**Instructions for the task:** Using the entries below, give the count of lines that hold "Portal". Say nothing besides the number.
--- Data provided ---
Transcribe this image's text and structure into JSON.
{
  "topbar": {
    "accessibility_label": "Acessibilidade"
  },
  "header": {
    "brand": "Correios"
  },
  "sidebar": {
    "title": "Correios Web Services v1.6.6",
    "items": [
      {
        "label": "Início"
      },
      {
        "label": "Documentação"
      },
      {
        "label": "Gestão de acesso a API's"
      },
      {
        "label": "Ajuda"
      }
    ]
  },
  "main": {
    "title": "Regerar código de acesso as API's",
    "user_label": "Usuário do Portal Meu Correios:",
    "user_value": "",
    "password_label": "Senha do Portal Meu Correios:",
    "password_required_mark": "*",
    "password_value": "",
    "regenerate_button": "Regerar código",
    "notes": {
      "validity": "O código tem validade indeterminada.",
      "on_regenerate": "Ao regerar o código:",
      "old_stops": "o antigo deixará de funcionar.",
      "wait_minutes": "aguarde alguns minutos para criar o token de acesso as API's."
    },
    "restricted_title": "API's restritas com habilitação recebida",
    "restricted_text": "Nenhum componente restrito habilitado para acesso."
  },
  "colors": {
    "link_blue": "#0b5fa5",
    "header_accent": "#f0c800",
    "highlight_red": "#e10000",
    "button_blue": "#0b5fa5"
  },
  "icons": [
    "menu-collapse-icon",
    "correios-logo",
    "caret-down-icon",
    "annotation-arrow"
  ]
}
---
**Problem solution:** 2